Task objective → For the data below, work out the number of lines containing the string "Figure" and answer with that number only.
**** Data under study ****
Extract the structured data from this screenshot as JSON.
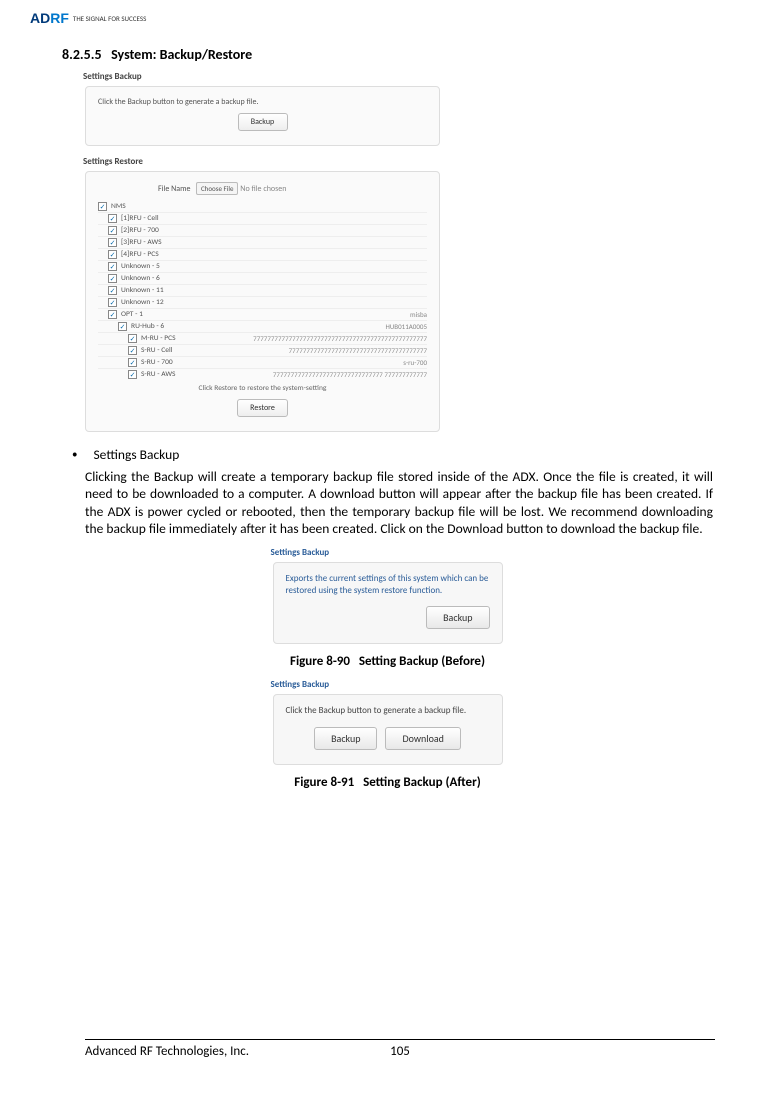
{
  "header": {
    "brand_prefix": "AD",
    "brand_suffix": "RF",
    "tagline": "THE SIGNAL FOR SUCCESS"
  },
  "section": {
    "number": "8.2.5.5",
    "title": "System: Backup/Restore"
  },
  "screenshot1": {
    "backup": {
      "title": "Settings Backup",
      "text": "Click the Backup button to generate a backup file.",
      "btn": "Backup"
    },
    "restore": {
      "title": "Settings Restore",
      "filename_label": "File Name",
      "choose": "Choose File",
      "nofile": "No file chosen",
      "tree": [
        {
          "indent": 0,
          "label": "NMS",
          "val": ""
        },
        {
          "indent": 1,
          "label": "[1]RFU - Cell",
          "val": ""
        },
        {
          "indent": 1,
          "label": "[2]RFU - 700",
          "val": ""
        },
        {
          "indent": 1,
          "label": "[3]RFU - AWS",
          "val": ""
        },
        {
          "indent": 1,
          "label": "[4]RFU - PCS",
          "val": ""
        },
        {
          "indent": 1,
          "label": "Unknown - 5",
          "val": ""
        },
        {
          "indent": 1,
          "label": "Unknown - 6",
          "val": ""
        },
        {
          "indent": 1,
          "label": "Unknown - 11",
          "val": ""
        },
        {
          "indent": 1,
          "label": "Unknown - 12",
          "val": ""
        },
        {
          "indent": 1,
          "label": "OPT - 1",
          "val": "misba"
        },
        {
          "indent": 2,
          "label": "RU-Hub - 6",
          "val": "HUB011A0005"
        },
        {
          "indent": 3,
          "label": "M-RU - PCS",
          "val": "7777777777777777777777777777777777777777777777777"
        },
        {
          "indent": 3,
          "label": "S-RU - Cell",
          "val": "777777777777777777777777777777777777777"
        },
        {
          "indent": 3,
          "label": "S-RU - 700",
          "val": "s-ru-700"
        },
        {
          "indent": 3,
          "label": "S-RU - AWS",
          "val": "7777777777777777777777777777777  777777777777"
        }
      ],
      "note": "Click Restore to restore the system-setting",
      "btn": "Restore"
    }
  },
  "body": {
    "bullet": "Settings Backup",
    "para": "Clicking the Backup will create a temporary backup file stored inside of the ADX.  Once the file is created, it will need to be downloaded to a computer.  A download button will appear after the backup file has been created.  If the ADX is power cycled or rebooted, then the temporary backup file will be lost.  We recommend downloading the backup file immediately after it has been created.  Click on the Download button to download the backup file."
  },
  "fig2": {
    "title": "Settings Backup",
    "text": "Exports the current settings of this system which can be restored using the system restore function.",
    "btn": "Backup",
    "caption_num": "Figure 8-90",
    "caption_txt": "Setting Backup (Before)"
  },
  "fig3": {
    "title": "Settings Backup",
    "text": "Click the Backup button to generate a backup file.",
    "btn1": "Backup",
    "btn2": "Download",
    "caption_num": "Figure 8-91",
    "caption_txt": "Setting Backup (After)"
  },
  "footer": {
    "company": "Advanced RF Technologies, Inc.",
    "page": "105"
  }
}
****
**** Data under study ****
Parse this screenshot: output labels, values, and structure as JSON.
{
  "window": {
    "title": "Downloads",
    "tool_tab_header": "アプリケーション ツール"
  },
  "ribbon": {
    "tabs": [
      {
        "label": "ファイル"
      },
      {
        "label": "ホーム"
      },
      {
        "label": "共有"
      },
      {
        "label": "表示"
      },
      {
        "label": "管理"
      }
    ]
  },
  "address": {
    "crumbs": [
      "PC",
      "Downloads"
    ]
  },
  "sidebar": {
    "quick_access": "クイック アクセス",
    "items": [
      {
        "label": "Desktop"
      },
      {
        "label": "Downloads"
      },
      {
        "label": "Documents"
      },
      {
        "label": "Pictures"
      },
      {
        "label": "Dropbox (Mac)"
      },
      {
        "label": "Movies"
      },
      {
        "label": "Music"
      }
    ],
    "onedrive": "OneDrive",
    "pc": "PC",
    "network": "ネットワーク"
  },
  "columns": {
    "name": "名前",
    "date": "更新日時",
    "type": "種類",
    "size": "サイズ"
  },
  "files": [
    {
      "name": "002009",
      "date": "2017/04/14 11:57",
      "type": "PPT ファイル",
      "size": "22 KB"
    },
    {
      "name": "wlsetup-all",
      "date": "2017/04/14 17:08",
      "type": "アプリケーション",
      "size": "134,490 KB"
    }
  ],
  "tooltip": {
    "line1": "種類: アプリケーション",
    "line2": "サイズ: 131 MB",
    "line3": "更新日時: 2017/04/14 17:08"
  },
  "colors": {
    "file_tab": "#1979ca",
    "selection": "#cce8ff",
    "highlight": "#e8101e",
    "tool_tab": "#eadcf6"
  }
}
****
Finished task → 2